WHAT NEEDS TO BE DONE |
The entries below should be written out again exactly as they stand.
(DATASET EXTRACT Opens)
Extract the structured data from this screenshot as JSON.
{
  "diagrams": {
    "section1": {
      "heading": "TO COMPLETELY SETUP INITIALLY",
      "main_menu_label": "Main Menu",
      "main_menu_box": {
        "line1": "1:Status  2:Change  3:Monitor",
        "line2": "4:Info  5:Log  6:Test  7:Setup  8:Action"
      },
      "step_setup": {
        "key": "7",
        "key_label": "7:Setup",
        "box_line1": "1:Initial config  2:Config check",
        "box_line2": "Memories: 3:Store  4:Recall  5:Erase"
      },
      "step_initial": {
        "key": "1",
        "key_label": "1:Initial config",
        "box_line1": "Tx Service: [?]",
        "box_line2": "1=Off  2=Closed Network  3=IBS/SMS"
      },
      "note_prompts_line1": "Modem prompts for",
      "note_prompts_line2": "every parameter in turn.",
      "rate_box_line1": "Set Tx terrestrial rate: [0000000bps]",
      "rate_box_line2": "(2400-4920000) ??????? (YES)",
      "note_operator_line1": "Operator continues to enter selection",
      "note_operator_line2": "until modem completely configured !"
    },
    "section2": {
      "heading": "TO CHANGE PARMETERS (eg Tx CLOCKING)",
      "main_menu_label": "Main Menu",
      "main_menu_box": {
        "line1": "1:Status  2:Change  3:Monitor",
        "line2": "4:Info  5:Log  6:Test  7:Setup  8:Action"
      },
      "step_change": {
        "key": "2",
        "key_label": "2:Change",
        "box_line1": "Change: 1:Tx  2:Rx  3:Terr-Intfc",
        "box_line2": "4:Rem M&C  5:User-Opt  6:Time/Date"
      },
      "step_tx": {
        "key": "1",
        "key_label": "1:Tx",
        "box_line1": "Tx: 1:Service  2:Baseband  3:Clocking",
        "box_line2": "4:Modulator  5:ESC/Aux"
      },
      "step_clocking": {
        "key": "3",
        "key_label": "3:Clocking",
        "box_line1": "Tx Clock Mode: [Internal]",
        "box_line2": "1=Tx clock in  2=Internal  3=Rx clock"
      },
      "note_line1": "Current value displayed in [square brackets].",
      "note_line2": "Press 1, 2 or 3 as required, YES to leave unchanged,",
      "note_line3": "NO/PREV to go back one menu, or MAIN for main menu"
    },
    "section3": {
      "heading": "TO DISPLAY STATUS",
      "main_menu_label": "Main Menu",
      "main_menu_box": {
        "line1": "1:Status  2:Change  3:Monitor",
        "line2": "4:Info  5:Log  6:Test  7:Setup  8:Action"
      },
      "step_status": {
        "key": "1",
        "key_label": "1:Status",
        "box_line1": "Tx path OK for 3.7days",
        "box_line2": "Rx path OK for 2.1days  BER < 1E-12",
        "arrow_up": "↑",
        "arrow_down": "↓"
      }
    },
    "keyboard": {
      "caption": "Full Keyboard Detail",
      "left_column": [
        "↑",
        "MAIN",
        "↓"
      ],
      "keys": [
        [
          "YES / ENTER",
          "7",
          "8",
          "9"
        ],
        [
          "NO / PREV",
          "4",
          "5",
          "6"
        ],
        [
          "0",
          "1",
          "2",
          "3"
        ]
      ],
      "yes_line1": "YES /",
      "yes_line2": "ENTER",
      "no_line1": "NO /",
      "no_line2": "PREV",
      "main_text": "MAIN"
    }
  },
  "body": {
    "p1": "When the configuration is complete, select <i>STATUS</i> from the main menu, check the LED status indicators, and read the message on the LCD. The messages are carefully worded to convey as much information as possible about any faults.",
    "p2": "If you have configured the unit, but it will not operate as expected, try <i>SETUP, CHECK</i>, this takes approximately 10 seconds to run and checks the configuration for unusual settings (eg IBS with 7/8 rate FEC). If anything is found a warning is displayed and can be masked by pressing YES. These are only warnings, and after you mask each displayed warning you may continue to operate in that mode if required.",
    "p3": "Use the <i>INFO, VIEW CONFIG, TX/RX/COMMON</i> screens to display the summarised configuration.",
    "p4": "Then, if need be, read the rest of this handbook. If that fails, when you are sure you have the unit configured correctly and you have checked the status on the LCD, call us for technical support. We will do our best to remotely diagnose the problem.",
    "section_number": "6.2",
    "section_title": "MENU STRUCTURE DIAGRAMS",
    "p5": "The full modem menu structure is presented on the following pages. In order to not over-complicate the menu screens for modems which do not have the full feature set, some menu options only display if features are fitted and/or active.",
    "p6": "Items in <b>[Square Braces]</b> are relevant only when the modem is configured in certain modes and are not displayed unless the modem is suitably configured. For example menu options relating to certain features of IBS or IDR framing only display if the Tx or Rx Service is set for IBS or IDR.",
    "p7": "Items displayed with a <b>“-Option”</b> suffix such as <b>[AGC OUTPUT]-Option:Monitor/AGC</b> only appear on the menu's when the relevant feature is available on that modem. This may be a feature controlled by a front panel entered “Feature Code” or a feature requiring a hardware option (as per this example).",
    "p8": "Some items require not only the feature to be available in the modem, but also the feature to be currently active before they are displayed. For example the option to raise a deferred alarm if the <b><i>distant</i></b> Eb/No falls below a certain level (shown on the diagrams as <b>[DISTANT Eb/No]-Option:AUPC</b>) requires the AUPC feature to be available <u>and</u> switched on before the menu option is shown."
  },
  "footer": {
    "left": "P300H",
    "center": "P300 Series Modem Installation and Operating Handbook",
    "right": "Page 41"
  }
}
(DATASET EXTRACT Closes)
WRITTEN ANSWER |
Extract the structured data from this screenshot as JSON.
{
  "diagrams": {
    "section1": {
      "heading": "TO COMPLETELY SETUP INITIALLY",
      "main_menu_label": "Main Menu",
      "main_menu_box": {
        "line1": "1:Status  2:Change  3:Monitor",
        "line2": "4:Info  5:Log  6:Test  7:Setup  8:Action"
      },
      "step_setup": {
        "key": "7",
        "key_label": "7:Setup",
        "box_line1": "1:Initial config  2:Config check",
        "box_line2": "Memories: 3:Store  4:Recall  5:Erase"
      },
      "step_initial": {
        "key": "1",
        "key_label": "1:Initial config",
        "box_line1": "Tx Service: [?]",
        "box_line2": "1=Off  2=Closed Network  3=IBS/SMS"
      },
      "note_prompts_line1": "Modem prompts for",
      "note_prompts_line2": "every parameter in turn.",
      "rate_box_line1": "Set Tx terrestrial rate: [0000000bps]",
      "rate_box_line2": "(2400-4920000) ??????? (YES)",
      "note_operator_line1": "Operator continues to enter selection",
      "note_operator_line2": "until modem completely configured !"
    },
    "section2": {
      "heading": "TO CHANGE PARMETERS (eg Tx CLOCKING)",
      "main_menu_label": "Main Menu",
      "main_menu_box": {
        "line1": "1:Status  2:Change  3:Monitor",
        "line2": "4:Info  5:Log  6:Test  7:Setup  8:Action"
      },
      "step_change": {
        "key": "2",
        "key_label": "2:Change",
        "box_line1": "Change: 1:Tx  2:Rx  3:Terr-Intfc",
        "box_line2": "4:Rem M&C  5:User-Opt  6:Time/Date"
      },
      "step_tx": {
        "key": "1",
        "key_label": "1:Tx",
        "box_line1": "Tx: 1:Service  2:Baseband  3:Clocking",
        "box_line2": "4:Modulator  5:ESC/Aux"
      },
      "step_clocking": {
        "key": "3",
        "key_label": "3:Clocking",
        "box_line1": "Tx Clock Mode: [Internal]",
        "box_line2": "1=Tx clock in  2=Internal  3=Rx clock"
      },
      "note_line1": "Current value displayed in [square brackets].",
      "note_line2": "Press 1, 2 or 3 as required, YES to leave unchanged,",
      "note_line3": "NO/PREV to go back one menu, or MAIN for main menu"
    },
    "section3": {
      "heading": "TO DISPLAY STATUS",
      "main_menu_label": "Main Menu",
      "main_menu_box": {
        "line1": "1:Status  2:Change  3:Monitor",
        "line2": "4:Info  5:Log  6:Test  7:Setup  8:Action"
      },
      "step_status": {
        "key": "1",
        "key_label": "1:Status",
        "box_line1": "Tx path OK for 3.7days",
        "box_line2": "Rx path OK for 2.1days  BER < 1E-12",
        "arrow_up": "↑",
        "arrow_down": "↓"
      }
    },
    "keyboard": {
      "caption": "Full Keyboard Detail",
      "left_column": [
        "↑",
        "MAIN",
        "↓"
      ],
      "keys": [
        [
          "YES / ENTER",
          "7",
          "8",
          "9"
        ],
        [
          "NO / PREV",
          "4",
          "5",
          "6"
        ],
        [
          "0",
          "1",
          "2",
          "3"
        ]
      ],
      "yes_line1": "YES /",
      "yes_line2": "ENTER",
      "no_line1": "NO /",
      "no_line2": "PREV",
      "main_text": "MAIN"
    }
  },
  "body": {
    "p1": "When the configuration is complete, select <i>STATUS</i> from the main menu, check the LED status indicators, and read the message on the LCD. The messages are carefully worded to convey as much information as possible about any faults.",
    "p2": "If you have configured the unit, but it will not operate as expected, try <i>SETUP, CHECK</i>, this takes approximately 10 seconds to run and checks the configuration for unusual settings (eg IBS with 7/8 rate FEC). If anything is found a warning is displayed and can be masked by pressing YES. These are only warnings, and after you mask each displayed warning you may continue to operate in that mode if required.",
    "p3": "Use the <i>INFO, VIEW CONFIG, TX/RX/COMMON</i> screens to display the summarised configuration.",
    "p4": "Then, if need be, read the rest of this handbook. If that fails, when you are sure you have the unit configured correctly and you have checked the status on the LCD, call us for technical support. We will do our best to remotely diagnose the problem.",
    "section_number": "6.2",
    "section_title": "MENU STRUCTURE DIAGRAMS",
    "p5": "The full modem menu structure is presented on the following pages. In order to not over-complicate the menu screens for modems which do not have the full feature set, some menu options only display if features are fitted and/or active.",
    "p6": "Items in <b>[Square Braces]</b> are relevant only when the modem is configured in certain modes and are not displayed unless the modem is suitably configured. For example menu options relating to certain features of IBS or IDR framing only display if the Tx or Rx Service is set for IBS or IDR.",
    "p7": "Items displayed with a <b>“-Option”</b> suffix such as <b>[AGC OUTPUT]-Option:Monitor/AGC</b> only appear on the menu's when the relevant feature is available on that modem. This may be a feature controlled by a front panel entered “Feature Code” or a feature requiring a hardware option (as per this example).",
    "p8": "Some items require not only the feature to be available in the modem, but also the feature to be currently active before they are displayed. For example the option to raise a deferred alarm if the <b><i>distant</i></b> Eb/No falls below a certain level (shown on the diagrams as <b>[DISTANT Eb/No]-Option:AUPC</b>) requires the AUPC feature to be available <u>and</u> switched on before the menu option is shown."
  },
  "footer": {
    "left": "P300H",
    "center": "P300 Series Modem Installation and Operating Handbook",
    "right": "Page 41"
  }
}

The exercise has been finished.